## Your objective
Please filter the entries for the word "ghost" and copy every line that has it.

## Recorded data
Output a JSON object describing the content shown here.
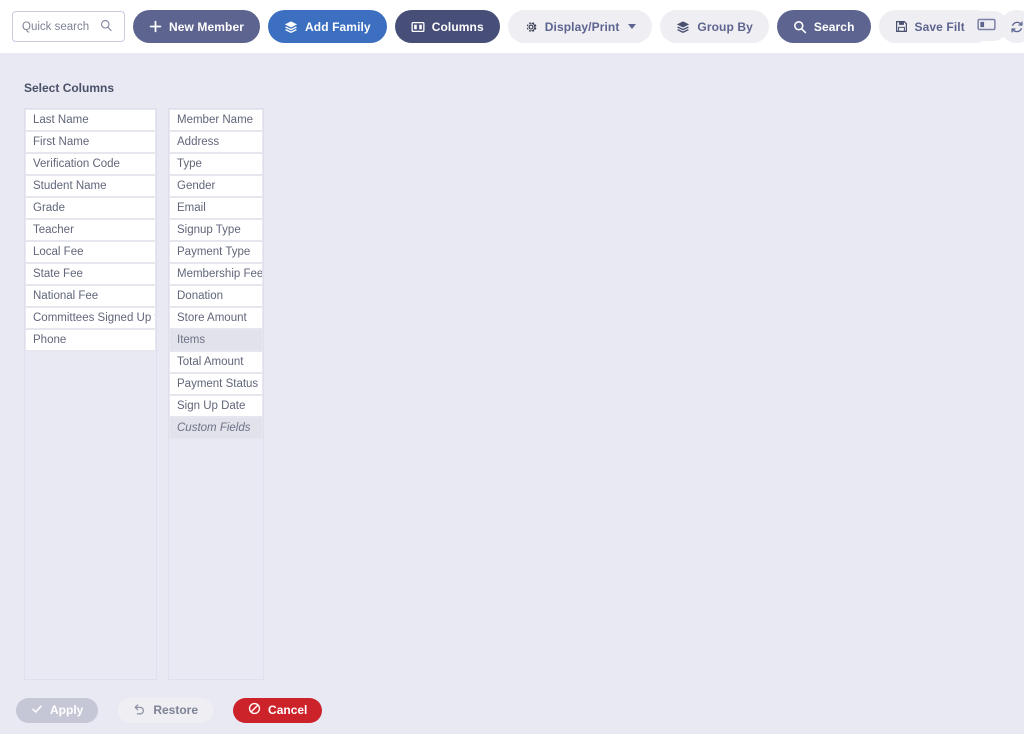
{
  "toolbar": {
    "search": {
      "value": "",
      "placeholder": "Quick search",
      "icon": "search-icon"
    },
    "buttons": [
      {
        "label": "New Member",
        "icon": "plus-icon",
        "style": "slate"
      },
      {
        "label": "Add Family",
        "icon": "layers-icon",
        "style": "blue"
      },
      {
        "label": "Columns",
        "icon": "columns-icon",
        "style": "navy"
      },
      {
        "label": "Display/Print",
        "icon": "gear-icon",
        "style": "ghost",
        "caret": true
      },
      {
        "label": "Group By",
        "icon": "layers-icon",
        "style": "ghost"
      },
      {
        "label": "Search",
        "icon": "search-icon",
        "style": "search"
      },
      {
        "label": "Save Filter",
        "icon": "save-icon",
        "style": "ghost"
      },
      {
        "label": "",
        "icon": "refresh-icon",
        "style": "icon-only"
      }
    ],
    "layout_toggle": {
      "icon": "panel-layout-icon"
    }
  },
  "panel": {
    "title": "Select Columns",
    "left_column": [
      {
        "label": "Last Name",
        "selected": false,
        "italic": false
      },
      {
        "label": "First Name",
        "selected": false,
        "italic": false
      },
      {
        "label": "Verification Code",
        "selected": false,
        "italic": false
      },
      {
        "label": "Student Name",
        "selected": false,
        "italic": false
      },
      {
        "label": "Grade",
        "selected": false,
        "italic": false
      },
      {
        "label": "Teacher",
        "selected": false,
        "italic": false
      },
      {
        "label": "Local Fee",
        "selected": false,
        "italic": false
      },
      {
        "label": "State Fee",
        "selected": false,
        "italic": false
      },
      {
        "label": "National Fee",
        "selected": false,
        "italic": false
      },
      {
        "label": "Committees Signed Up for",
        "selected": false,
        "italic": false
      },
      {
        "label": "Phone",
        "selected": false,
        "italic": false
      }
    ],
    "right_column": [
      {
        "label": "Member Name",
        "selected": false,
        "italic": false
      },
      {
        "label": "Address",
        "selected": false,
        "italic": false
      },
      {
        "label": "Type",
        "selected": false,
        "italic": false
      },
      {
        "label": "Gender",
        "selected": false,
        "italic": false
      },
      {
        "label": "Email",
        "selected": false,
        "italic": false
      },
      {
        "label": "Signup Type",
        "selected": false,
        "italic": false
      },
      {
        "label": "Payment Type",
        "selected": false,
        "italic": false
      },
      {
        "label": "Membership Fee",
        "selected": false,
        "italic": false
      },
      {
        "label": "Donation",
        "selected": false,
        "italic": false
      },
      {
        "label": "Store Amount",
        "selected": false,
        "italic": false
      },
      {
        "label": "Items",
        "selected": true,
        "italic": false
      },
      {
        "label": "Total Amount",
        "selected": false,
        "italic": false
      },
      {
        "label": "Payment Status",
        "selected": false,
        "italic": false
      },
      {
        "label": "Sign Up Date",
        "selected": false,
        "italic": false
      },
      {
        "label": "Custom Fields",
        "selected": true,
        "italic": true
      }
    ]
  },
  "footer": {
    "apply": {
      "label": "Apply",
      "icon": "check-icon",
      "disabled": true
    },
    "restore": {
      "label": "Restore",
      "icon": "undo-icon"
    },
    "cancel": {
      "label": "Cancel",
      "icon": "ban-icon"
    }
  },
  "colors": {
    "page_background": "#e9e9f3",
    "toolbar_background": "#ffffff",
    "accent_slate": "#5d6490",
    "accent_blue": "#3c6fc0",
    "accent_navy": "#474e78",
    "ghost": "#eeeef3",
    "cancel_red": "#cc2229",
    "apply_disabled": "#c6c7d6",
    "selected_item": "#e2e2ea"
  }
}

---

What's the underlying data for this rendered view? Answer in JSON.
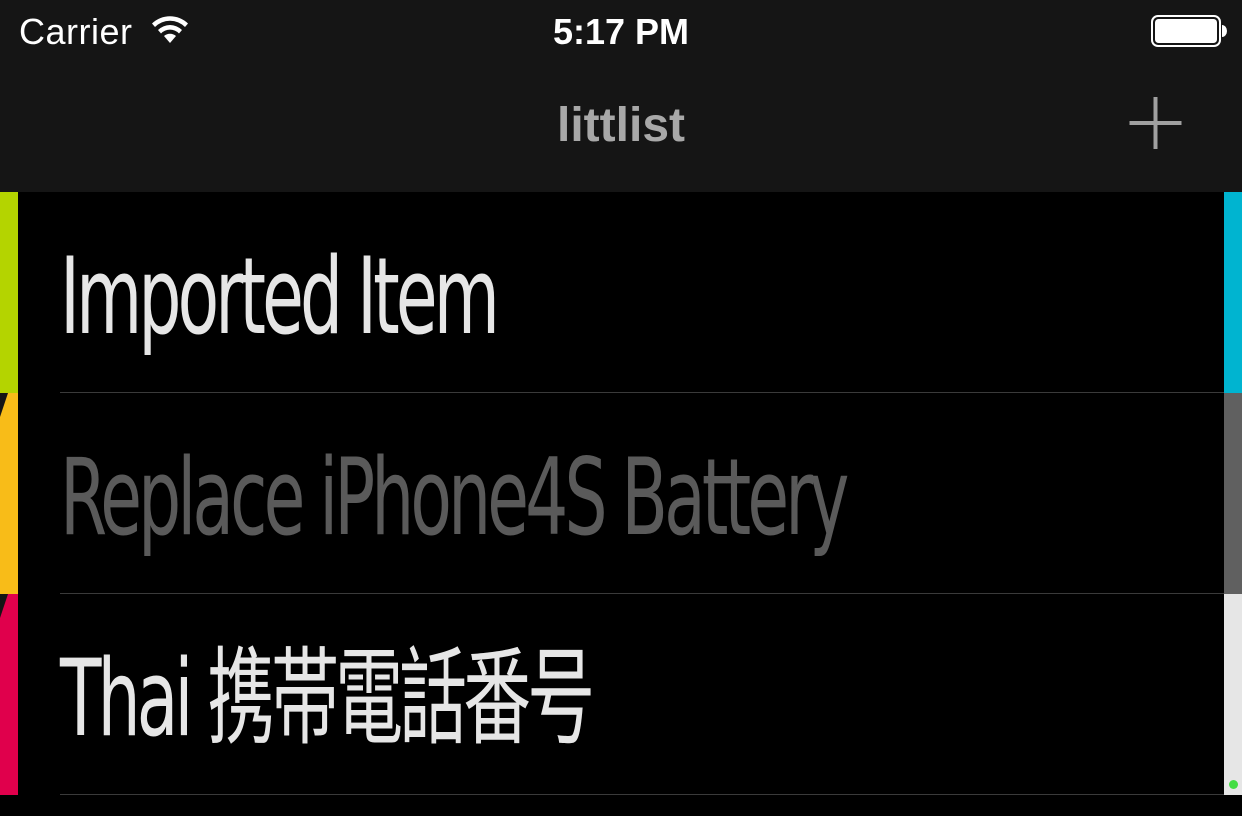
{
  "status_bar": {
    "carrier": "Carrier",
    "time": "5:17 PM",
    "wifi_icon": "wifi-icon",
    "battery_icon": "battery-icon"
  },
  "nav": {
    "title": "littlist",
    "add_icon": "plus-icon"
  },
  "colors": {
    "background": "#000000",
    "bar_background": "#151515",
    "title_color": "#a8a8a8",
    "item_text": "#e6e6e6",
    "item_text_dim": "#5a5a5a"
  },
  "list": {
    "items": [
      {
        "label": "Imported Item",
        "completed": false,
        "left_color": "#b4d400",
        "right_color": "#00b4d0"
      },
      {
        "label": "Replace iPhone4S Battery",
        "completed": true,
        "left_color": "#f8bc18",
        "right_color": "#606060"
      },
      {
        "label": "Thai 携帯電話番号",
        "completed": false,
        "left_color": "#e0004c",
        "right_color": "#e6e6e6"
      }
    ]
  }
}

## Response for this exercise
        "style": "ghost",
        "style": "ghost"
        "style": "ghost"
    "ghost": "#eeeef3",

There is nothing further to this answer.